▸ **Work instruction**: Please repeat all of the records, keeping every word unchanged.

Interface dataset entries

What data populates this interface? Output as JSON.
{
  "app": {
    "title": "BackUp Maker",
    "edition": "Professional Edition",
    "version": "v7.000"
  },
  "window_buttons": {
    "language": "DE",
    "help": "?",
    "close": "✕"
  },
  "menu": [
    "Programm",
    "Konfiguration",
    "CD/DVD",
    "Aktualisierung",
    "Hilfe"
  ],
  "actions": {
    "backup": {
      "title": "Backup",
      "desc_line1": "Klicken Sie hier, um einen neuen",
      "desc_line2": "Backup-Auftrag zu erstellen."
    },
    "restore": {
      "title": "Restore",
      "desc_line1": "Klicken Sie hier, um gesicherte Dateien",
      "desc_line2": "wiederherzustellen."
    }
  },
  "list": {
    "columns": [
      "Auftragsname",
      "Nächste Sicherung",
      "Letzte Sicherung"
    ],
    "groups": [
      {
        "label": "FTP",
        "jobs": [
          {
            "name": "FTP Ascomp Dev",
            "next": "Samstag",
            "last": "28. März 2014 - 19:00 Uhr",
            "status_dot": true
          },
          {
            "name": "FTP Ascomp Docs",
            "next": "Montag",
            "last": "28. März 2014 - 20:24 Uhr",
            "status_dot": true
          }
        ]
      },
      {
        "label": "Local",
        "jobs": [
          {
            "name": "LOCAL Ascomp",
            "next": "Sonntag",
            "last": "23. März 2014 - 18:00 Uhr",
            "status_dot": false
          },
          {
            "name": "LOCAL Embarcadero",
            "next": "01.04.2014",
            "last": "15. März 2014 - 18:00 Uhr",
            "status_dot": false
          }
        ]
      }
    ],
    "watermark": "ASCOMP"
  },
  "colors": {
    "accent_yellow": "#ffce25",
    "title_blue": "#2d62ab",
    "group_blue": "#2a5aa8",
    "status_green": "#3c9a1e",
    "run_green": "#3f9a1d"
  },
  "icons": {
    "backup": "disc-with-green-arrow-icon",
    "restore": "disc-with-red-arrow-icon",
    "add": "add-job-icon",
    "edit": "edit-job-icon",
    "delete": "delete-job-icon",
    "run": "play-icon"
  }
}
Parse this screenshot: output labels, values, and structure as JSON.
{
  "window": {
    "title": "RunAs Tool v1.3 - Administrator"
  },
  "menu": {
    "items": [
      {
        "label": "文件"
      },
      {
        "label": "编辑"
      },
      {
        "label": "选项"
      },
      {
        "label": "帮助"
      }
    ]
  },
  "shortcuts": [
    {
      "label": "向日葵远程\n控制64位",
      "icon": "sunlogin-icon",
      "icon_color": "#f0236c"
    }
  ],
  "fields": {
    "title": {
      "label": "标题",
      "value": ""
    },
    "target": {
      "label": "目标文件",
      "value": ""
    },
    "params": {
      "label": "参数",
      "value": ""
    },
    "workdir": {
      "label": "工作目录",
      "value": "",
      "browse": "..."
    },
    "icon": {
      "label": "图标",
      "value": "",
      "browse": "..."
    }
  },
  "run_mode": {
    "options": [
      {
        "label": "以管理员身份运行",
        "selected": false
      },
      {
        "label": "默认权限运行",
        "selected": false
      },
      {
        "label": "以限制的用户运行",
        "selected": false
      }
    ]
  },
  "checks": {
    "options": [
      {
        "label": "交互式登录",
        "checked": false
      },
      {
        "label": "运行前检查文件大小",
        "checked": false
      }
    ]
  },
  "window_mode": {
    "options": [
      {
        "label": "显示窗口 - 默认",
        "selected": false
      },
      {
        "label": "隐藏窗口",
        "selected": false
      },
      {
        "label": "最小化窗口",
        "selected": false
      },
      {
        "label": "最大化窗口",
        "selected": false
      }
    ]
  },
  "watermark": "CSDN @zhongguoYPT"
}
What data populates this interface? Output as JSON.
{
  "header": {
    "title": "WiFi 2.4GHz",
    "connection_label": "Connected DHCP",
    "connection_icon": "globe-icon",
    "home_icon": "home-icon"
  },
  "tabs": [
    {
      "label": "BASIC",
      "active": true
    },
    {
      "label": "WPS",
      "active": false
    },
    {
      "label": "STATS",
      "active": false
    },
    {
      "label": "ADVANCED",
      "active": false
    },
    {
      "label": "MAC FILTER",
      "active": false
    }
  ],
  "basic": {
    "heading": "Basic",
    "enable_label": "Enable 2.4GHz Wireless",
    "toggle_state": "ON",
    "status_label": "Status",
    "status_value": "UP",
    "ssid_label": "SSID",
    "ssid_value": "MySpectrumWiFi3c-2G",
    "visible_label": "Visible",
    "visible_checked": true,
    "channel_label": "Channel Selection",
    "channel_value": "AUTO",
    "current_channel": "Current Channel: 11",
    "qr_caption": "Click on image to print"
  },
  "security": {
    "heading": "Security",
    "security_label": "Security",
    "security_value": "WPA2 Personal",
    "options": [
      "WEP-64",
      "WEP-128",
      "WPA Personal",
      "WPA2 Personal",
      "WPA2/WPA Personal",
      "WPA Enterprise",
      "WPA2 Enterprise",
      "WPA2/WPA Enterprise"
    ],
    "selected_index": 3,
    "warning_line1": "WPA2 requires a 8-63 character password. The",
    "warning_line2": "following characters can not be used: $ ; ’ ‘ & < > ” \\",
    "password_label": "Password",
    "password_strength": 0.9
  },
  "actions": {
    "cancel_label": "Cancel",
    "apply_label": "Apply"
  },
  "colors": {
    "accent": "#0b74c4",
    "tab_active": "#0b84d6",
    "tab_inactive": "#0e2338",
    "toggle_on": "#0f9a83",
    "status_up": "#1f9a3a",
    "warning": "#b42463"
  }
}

▸ **Response to the exercise**:
What data populates this interface? Output as JSON.
{
  "app": {
    "title": "BackUp Maker",
    "edition": "Professional Edition",
    "version": "v7.000"
  },
  "window_buttons": {
    "language": "DE",
    "help": "?",
    "close": "✕"
  },
  "menu": [
    "Programm",
    "Konfiguration",
    "CD/DVD",
    "Aktualisierung",
    "Hilfe"
  ],
  "actions": {
    "backup": {
      "title": "Backup",
      "desc_line1": "Klicken Sie hier, um einen neuen",
      "desc_line2": "Backup-Auftrag zu erstellen."
    },
    "restore": {
      "title": "Restore",
      "desc_line1": "Klicken Sie hier, um gesicherte Dateien",
      "desc_line2": "wiederherzustellen."
    }
  },
  "list": {
    "columns": [
      "Auftragsname",
      "Nächste Sicherung",
      "Letzte Sicherung"
    ],
    "groups": [
      {
        "label": "FTP",
        "jobs": [
          {
            "name": "FTP Ascomp Dev",
            "next": "Samstag",
            "last": "28. März 2014 - 19:00 Uhr",
            "status_dot": true
          },
          {
            "name": "FTP Ascomp Docs",
            "next": "Montag",
            "last": "28. März 2014 - 20:24 Uhr",
            "status_dot": true
          }
        ]
      },
      {
        "label": "Local",
        "jobs": [
          {
            "name": "LOCAL Ascomp",
            "next": "Sonntag",
            "last": "23. März 2014 - 18:00 Uhr",
            "status_dot": false
          },
          {
            "name": "LOCAL Embarcadero",
            "next": "01.04.2014",
            "last": "15. März 2014 - 18:00 Uhr",
            "status_dot": false
          }
        ]
      }
    ],
    "watermark": "ASCOMP"
  },
  "colors": {
    "accent_yellow": "#ffce25",
    "title_blue": "#2d62ab",
    "group_blue": "#2a5aa8",
    "status_green": "#3c9a1e",
    "run_green": "#3f9a1d"
  },
  "icons": {
    "backup": "disc-with-green-arrow-icon",
    "restore": "disc-with-red-arrow-icon",
    "add": "add-job-icon",
    "edit": "edit-job-icon",
    "delete": "delete-job-icon",
    "run": "play-icon"
  }
}
Parse this screenshot: output labels, values, and structure as JSON.
{
  "window": {
    "title": "RunAs Tool v1.3 - Administrator"
  },
  "menu": {
    "items": [
      {
        "label": "文件"
      },
      {
        "label": "编辑"
      },
      {
        "label": "选项"
      },
      {
        "label": "帮助"
      }
    ]
  },
  "shortcuts": [
    {
      "label": "向日葵远程\n控制64位",
      "icon": "sunlogin-icon",
      "icon_color": "#f0236c"
    }
  ],
  "fields": {
    "title": {
      "label": "标题",
      "value": ""
    },
    "target": {
      "label": "目标文件",
      "value": ""
    },
    "params": {
      "label": "参数",
      "value": ""
    },
    "workdir": {
      "label": "工作目录",
      "value": "",
      "browse": "..."
    },
    "icon": {
      "label": "图标",
      "value": "",
      "browse": "..."
    }
  },
  "run_mode": {
    "options": [
      {
        "label": "以管理员身份运行",
        "selected": false
      },
      {
        "label": "默认权限运行",
        "selected": false
      },
      {
        "label": "以限制的用户运行",
        "selected": false
      }
    ]
  },
  "checks": {
    "options": [
      {
        "label": "交互式登录",
        "checked": false
      },
      {
        "label": "运行前检查文件大小",
        "checked": false
      }
    ]
  },
  "window_mode": {
    "options": [
      {
        "label": "显示窗口 - 默认",
        "selected": false
      },
      {
        "label": "隐藏窗口",
        "selected": false
      },
      {
        "label": "最小化窗口",
        "selected": false
      },
      {
        "label": "最大化窗口",
        "selected": false
      }
    ]
  },
  "watermark": "CSDN @zhongguoYPT"
}
What data populates this interface? Output as JSON.
{
  "header": {
    "title": "WiFi 2.4GHz",
    "connection_label": "Connected DHCP",
    "connection_icon": "globe-icon",
    "home_icon": "home-icon"
  },
  "tabs": [
    {
      "label": "BASIC",
      "active": true
    },
    {
      "label": "WPS",
      "active": false
    },
    {
      "label": "STATS",
      "active": false
    },
    {
      "label": "ADVANCED",
      "active": false
    },
    {
      "label": "MAC FILTER",
      "active": false
    }
  ],
  "basic": {
    "heading": "Basic",
    "enable_label": "Enable 2.4GHz Wireless",
    "toggle_state": "ON",
    "status_label": "Status",
    "status_value": "UP",
    "ssid_label": "SSID",
    "ssid_value": "MySpectrumWiFi3c-2G",
    "visible_label": "Visible",
    "visible_checked": true,
    "channel_label": "Channel Selection",
    "channel_value": "AUTO",
    "current_channel": "Current Channel: 11",
    "qr_caption": "Click on image to print"
  },
  "security": {
    "heading": "Security",
    "security_label": "Security",
    "security_value": "WPA2 Personal",
    "options": [
      "WEP-64",
      "WEP-128",
      "WPA Personal",
      "WPA2 Personal",
      "WPA2/WPA Personal",
      "WPA Enterprise",
      "WPA2 Enterprise",
      "WPA2/WPA Enterprise"
    ],
    "selected_index": 3,
    "warning_line1": "WPA2 requires a 8-63 character password. The",
    "warning_line2": "following characters can not be used: $ ; ’ ‘ & < > ” \\",
    "password_label": "Password",
    "password_strength": 0.9
  },
  "actions": {
    "cancel_label": "Cancel",
    "apply_label": "Apply"
  },
  "colors": {
    "accent": "#0b74c4",
    "tab_active": "#0b84d6",
    "tab_inactive": "#0e2338",
    "toggle_on": "#0f9a83",
    "status_up": "#1f9a3a",
    "warning": "#b42463"
  }
}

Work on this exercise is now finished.